** EXERCISE INPUTS follows **

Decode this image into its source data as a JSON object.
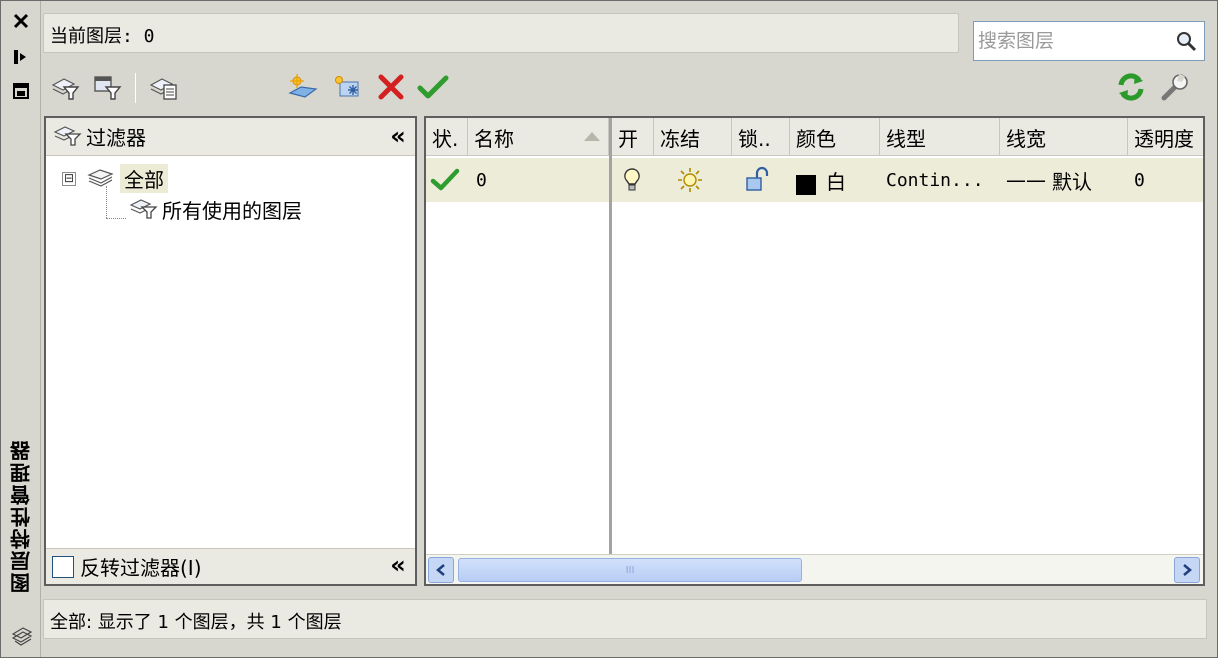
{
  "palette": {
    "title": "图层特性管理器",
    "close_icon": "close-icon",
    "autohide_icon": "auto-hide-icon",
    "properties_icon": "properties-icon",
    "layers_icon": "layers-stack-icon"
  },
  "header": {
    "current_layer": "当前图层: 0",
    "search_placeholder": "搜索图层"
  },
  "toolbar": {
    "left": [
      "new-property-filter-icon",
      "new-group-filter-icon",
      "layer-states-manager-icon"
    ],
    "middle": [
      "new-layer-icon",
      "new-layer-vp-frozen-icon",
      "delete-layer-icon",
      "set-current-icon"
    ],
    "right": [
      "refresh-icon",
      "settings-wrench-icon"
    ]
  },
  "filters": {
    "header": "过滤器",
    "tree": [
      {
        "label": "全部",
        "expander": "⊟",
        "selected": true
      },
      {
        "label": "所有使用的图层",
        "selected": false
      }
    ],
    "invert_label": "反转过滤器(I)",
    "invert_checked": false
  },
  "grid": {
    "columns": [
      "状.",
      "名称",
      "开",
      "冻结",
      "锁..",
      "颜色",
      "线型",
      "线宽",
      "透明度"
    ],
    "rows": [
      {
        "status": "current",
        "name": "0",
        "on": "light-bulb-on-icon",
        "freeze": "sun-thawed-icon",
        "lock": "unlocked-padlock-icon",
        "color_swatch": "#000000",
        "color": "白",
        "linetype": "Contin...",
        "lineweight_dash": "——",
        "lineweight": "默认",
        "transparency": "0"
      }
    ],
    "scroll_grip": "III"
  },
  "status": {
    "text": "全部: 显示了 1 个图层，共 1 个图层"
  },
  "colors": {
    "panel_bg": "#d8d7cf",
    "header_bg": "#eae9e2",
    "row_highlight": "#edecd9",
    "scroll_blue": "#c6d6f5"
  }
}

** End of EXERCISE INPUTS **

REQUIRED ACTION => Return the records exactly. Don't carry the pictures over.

EXERCISE ANSWER =>
Decode this image into its source data as a JSON object.
{
  "palette": {
    "title": "图层特性管理器",
    "close_icon": "close-icon",
    "autohide_icon": "auto-hide-icon",
    "properties_icon": "properties-icon",
    "layers_icon": "layers-stack-icon"
  },
  "header": {
    "current_layer": "当前图层: 0",
    "search_placeholder": "搜索图层"
  },
  "toolbar": {
    "left": [
      "new-property-filter-icon",
      "new-group-filter-icon",
      "layer-states-manager-icon"
    ],
    "middle": [
      "new-layer-icon",
      "new-layer-vp-frozen-icon",
      "delete-layer-icon",
      "set-current-icon"
    ],
    "right": [
      "refresh-icon",
      "settings-wrench-icon"
    ]
  },
  "filters": {
    "header": "过滤器",
    "tree": [
      {
        "label": "全部",
        "expander": "⊟",
        "selected": true
      },
      {
        "label": "所有使用的图层",
        "selected": false
      }
    ],
    "invert_label": "反转过滤器(I)",
    "invert_checked": false
  },
  "grid": {
    "columns": [
      "状.",
      "名称",
      "开",
      "冻结",
      "锁..",
      "颜色",
      "线型",
      "线宽",
      "透明度"
    ],
    "rows": [
      {
        "status": "current",
        "name": "0",
        "on": "light-bulb-on-icon",
        "freeze": "sun-thawed-icon",
        "lock": "unlocked-padlock-icon",
        "color_swatch": "#000000",
        "color": "白",
        "linetype": "Contin...",
        "lineweight_dash": "——",
        "lineweight": "默认",
        "transparency": "0"
      }
    ],
    "scroll_grip": "III"
  },
  "status": {
    "text": "全部: 显示了 1 个图层，共 1 个图层"
  },
  "colors": {
    "panel_bg": "#d8d7cf",
    "header_bg": "#eae9e2",
    "row_highlight": "#edecd9",
    "scroll_blue": "#c6d6f5"
  }
}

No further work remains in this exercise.